If you read this website regularly, browse automobiles online, or have taken a trip to the dealership within the last couple of years, you’ve probably noticed the countless names applied to driver assistance systems appearing in new cars. It’s the result of automakers wanting proprietary names for these features that they think sound catchy.
Not everyone is a fan. The American Automobile Association (AAA) doesn’t feel that “having twenty unique names for adaptive cruise control and nineteen different names for lane keeping assistance” helps consumers make informed decisions.
According to its own research, AAA claims that advanced driver assistance systems (ADAS) were available on 92.7 percent of new vehicles on sale in the United States as of May 2018. That makes them next to impossible for consumers to avoid. Thus, the motor club group feels it’s time for automakers to standardize their naming strategies — if for no other reason than to help preserve our sanity.
One of my biggest pet peeves is the very existence of stop-start systems in modern vehicles. In theory, they’re intended to improve fuel economy by shutting down the engine while the car is stationary — when you’re effectively getting zero miles per gallon. In practice, they’re more of a nuisance than anything else. Every time I’m in a car that’s unfamiliar to me and the system shuts down the engine at a stop light, there is a fraction of a second where I assume something has gone terribly wrong and my stomach drops out of my body and onto the seat. Maybe I’ve just driven too many junkers but the sensation is always unsettling to a point where I have to deactivate the system to maintain peace of mind.
I am also fairly confident that repeatedly cycling your engine in stop-and-go traffic isn’t great for the crankshaft and a host of other components, even if the manufacturer is trying its utmost to mitigate the issue. But I’m aware that some people don’t mind their vehicle becoming a jittery, broken-feeling mess in an urban environment so long as it saves them some fuel in the long run. Unfortunately, that information hasn’t made me hate it any less.
What about you? Is stop-start technology the bane of your driving existence or a necessary evil in the war on emissions?
Anthony Levandowski, the man at the nucleus of Alphabet Inc.’s intellectual property lawsuit against Uber Technologies, has abandoned his position as the team lead for the firm’s autonomous vehicle development.
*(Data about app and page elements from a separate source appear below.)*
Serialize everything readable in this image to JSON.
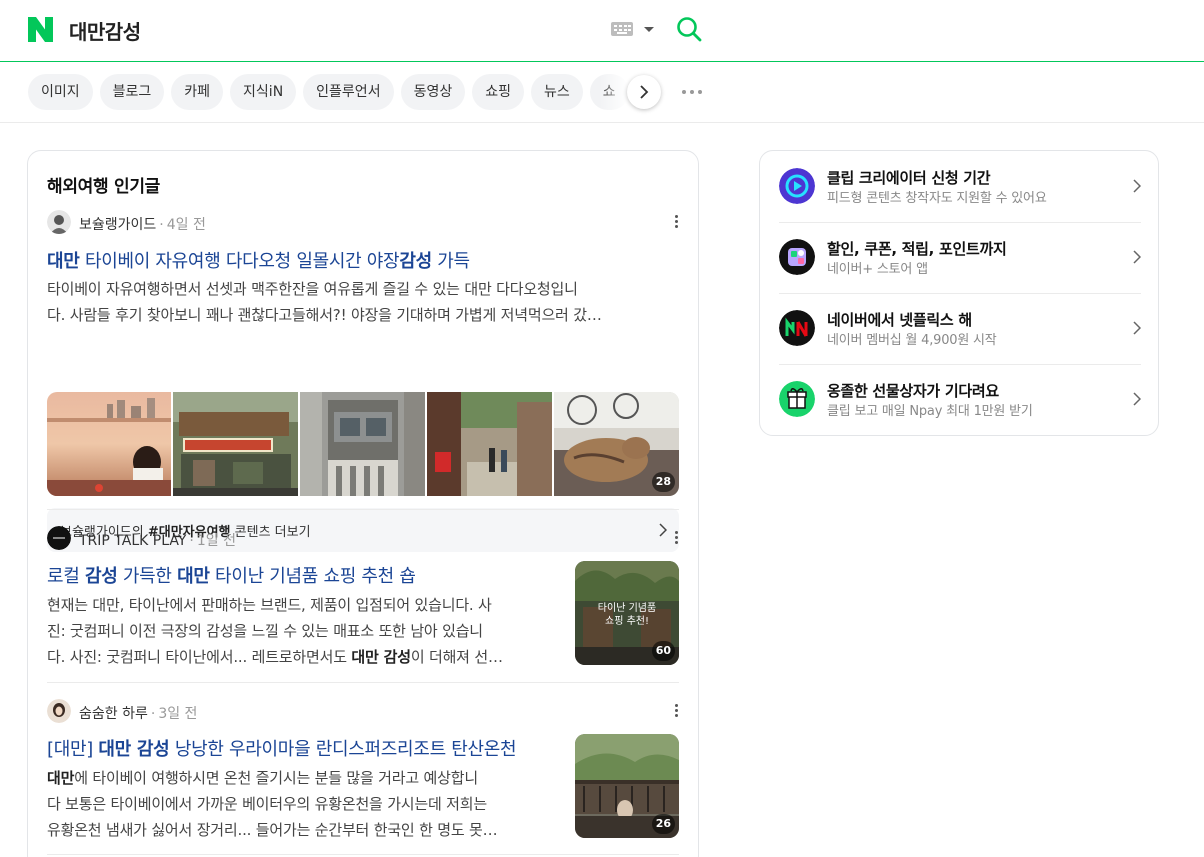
{
  "header": {
    "logo_alt": "N",
    "query": "대만감성",
    "brand_color": "#03c75a"
  },
  "tabs": [
    {
      "label": "이미지"
    },
    {
      "label": "블로그"
    },
    {
      "label": "카페"
    },
    {
      "label": "지식iN"
    },
    {
      "label": "인플루언서"
    },
    {
      "label": "동영상"
    },
    {
      "label": "쇼핑"
    },
    {
      "label": "뉴스"
    },
    {
      "label": "쇼"
    }
  ],
  "main": {
    "section_title": "해외여행 인기글",
    "posts": [
      {
        "author": "보슐랭가이드",
        "time": "4일 전",
        "title_parts": [
          "대만",
          " 타이베이 자유여행 다다오청 일몰시간 야장",
          "감성",
          " 가득"
        ],
        "desc_line1": "타이베이 자유여행하면서 선셋과 맥주한잔을 여유롭게 즐길 수 있는 대만 다다오청입니",
        "desc_line2": "다. 사람들 후기 찾아보니 꽤나 괜찮다고들해서?! 야장을 기대하며 가볍게 저녁먹으러 갔…",
        "image_count": "28",
        "more_prefix": "보슐랭가이드의 ",
        "more_tag": "#대만자유여행",
        "more_suffix": " 콘텐츠 더보기"
      },
      {
        "author": "TRIP TALK PLAY",
        "time": "1일 전",
        "title_parts": [
          "로컬 ",
          "감성",
          " 가득한 ",
          "대만",
          " 타이난 기념품 쇼핑 추천 숍"
        ],
        "desc_line1": "현재는 대만, 타이난에서 판매하는 브랜드, 제품이 입점되어 있습니다. 사",
        "desc_line2": "진: 굿컴퍼니 이전 극장의 감성을 느낄 수 있는 매표소 또한 남아 있습니",
        "desc_line3_a": "다. 사진: 굿컴퍼니 타이난에서... 레트로하면서도 ",
        "desc_line3_b": "대만 감성",
        "desc_line3_c": "이 더해져 선…",
        "thumb_text_1": "타이난 기념품",
        "thumb_text_2": "쇼핑 추천!",
        "image_count": "60"
      },
      {
        "author": "숨숨한 하루",
        "time": "3일 전",
        "title_parts": [
          "[대만] ",
          "대만 감성",
          " 낭낭한 우라이마을 란디스퍼즈리조트 탄산온천"
        ],
        "desc_line1_b": "대만",
        "desc_line1_c": "에 타이베이 여행하시면 온천 즐기시는 분들 많을 거라고 예상합니",
        "desc_line2": "다 보통은 타이베이에서 가까운 베이터우의 유황온천을 가시는데 저희는",
        "desc_line3": "유황온천 냄새가 싫어서 장거리... 들어가는 순간부터 한국인 한 명도 못…",
        "image_count": "26"
      }
    ]
  },
  "side": {
    "promos": [
      {
        "title": "클립 크리에이터 신청 기간",
        "sub": "피드형 콘텐츠 창작자도 지원할 수 있어요",
        "icon": "clip-icon",
        "color": "#5b3bd6"
      },
      {
        "title": "할인, 쿠폰, 적립, 포인트까지",
        "sub": "네이버+ 스토어 앱",
        "icon": "store-app-icon",
        "color": "#111111"
      },
      {
        "title": "네이버에서 넷플릭스 해",
        "sub": "네이버 멤버십 월 4,900원 시작",
        "icon": "netflix-icon",
        "color": "#111111"
      },
      {
        "title": "옹졸한 선물상자가 기다려요",
        "sub": "클립 보고 매일 Npay 최대 1만원 받기",
        "icon": "gift-icon",
        "color": "#19d36b"
      }
    ]
  }
}
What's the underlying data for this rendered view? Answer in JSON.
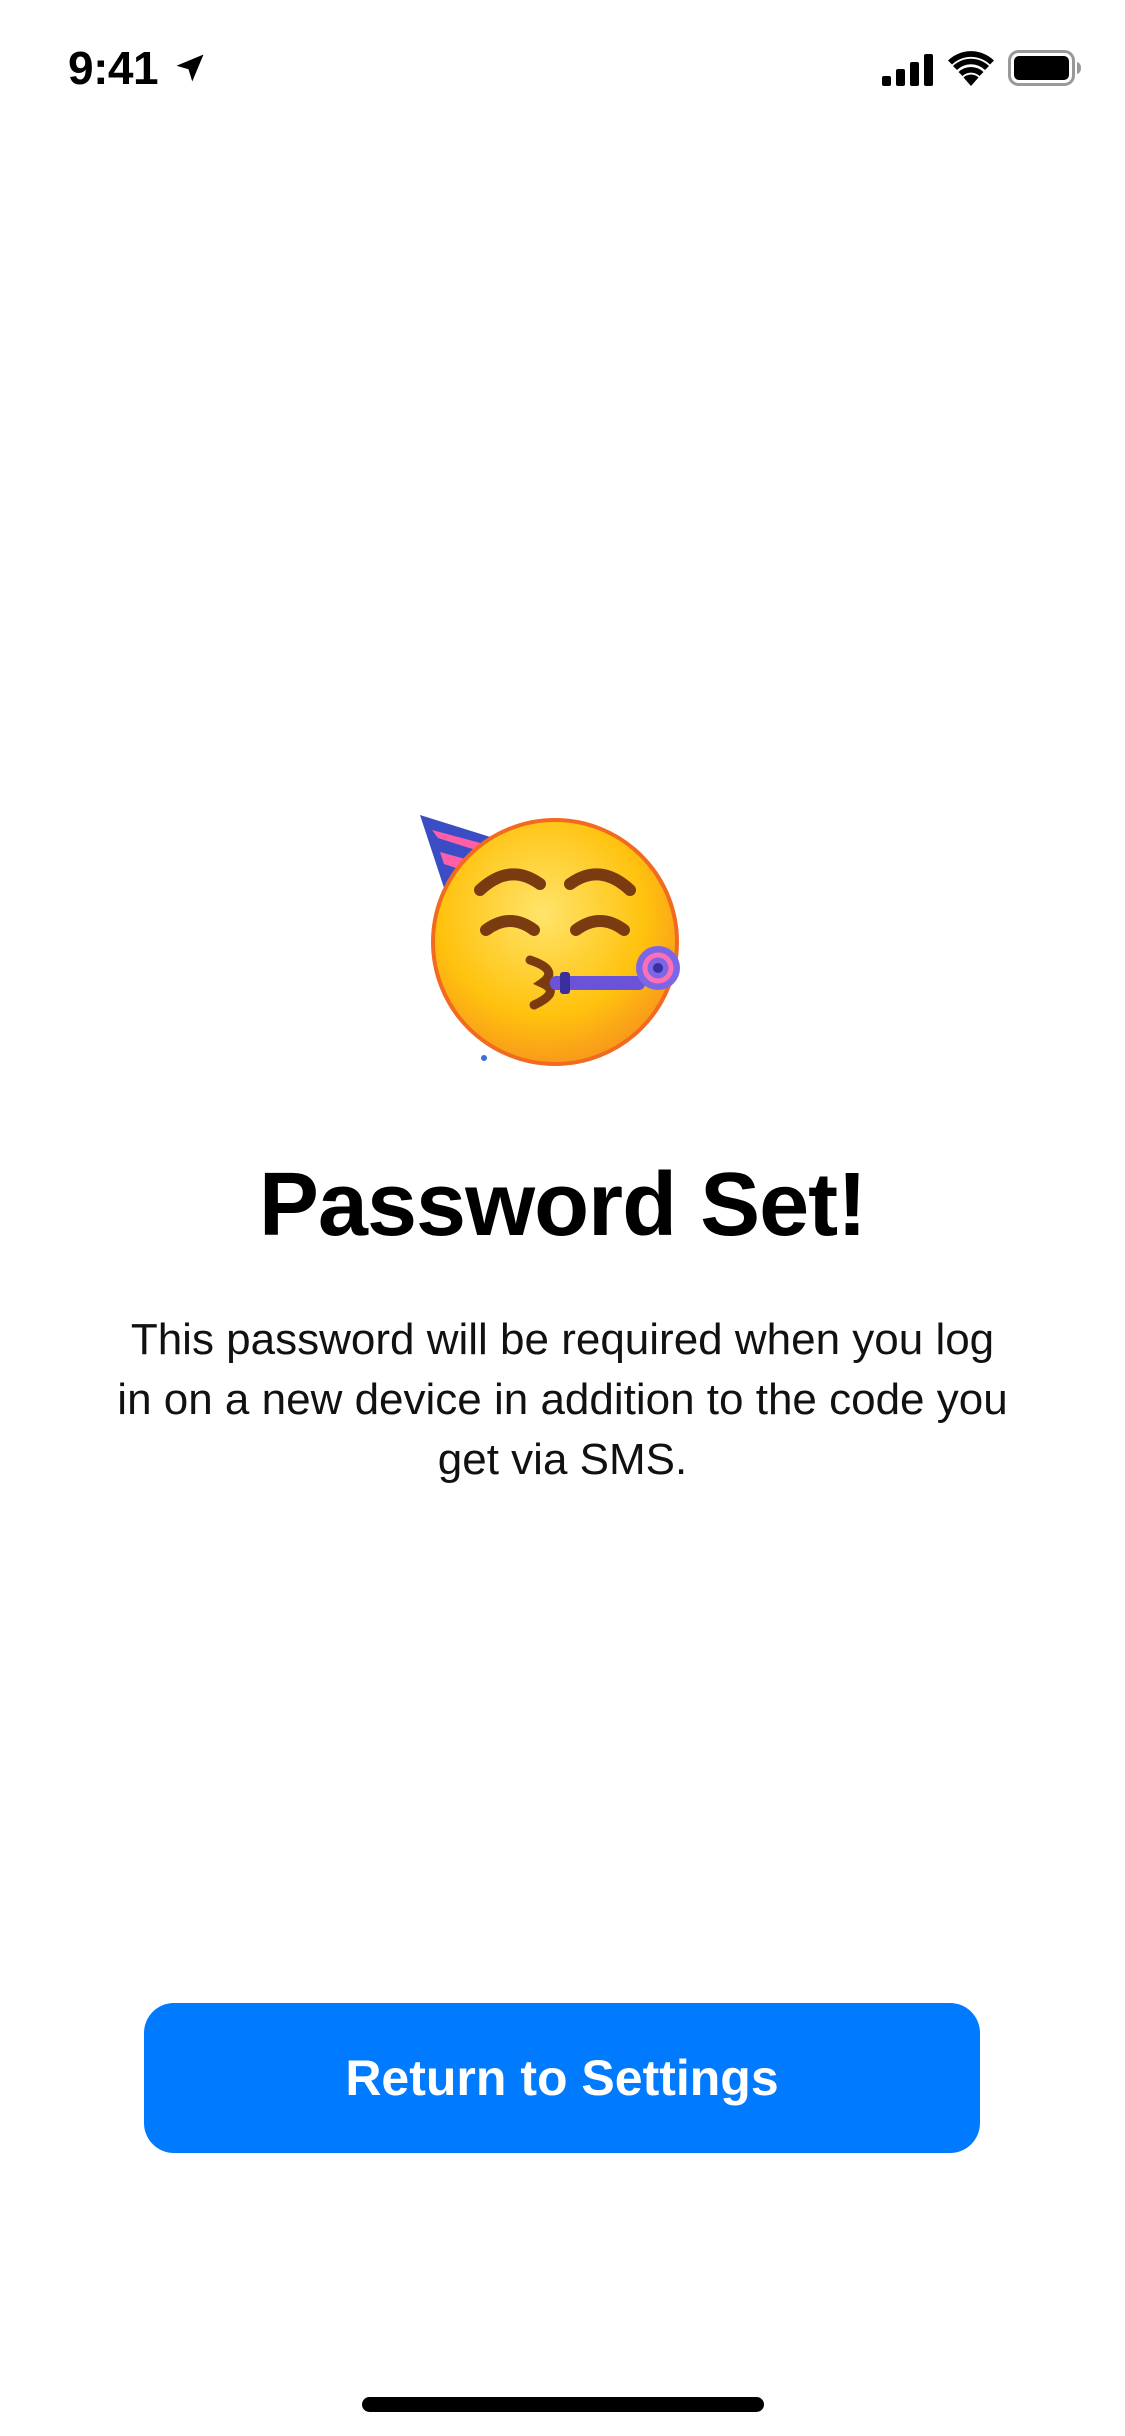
{
  "status_bar": {
    "time": "9:41",
    "icons": [
      "location-arrow-icon",
      "cellular-signal-icon",
      "wifi-icon",
      "battery-icon"
    ]
  },
  "illustration": {
    "icon": "partying-face-emoji"
  },
  "content": {
    "title": "Password Set!",
    "message": "This password will be required when you log in on a new device in addition to the code you get via SMS."
  },
  "actions": {
    "return_label": "Return to Settings"
  },
  "colors": {
    "accent": "#007aff",
    "background": "#ffffff",
    "text": "#000000"
  }
}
Uber explained that Levandowski’s new role is less critical and has no authority over the company’s LIDAR technology, which he is accused of stealing from Alphabet’s Waymo when it was still part of Google. Since the lawsuit, Uber has done everything possible to distance itself from the man without outright firing him.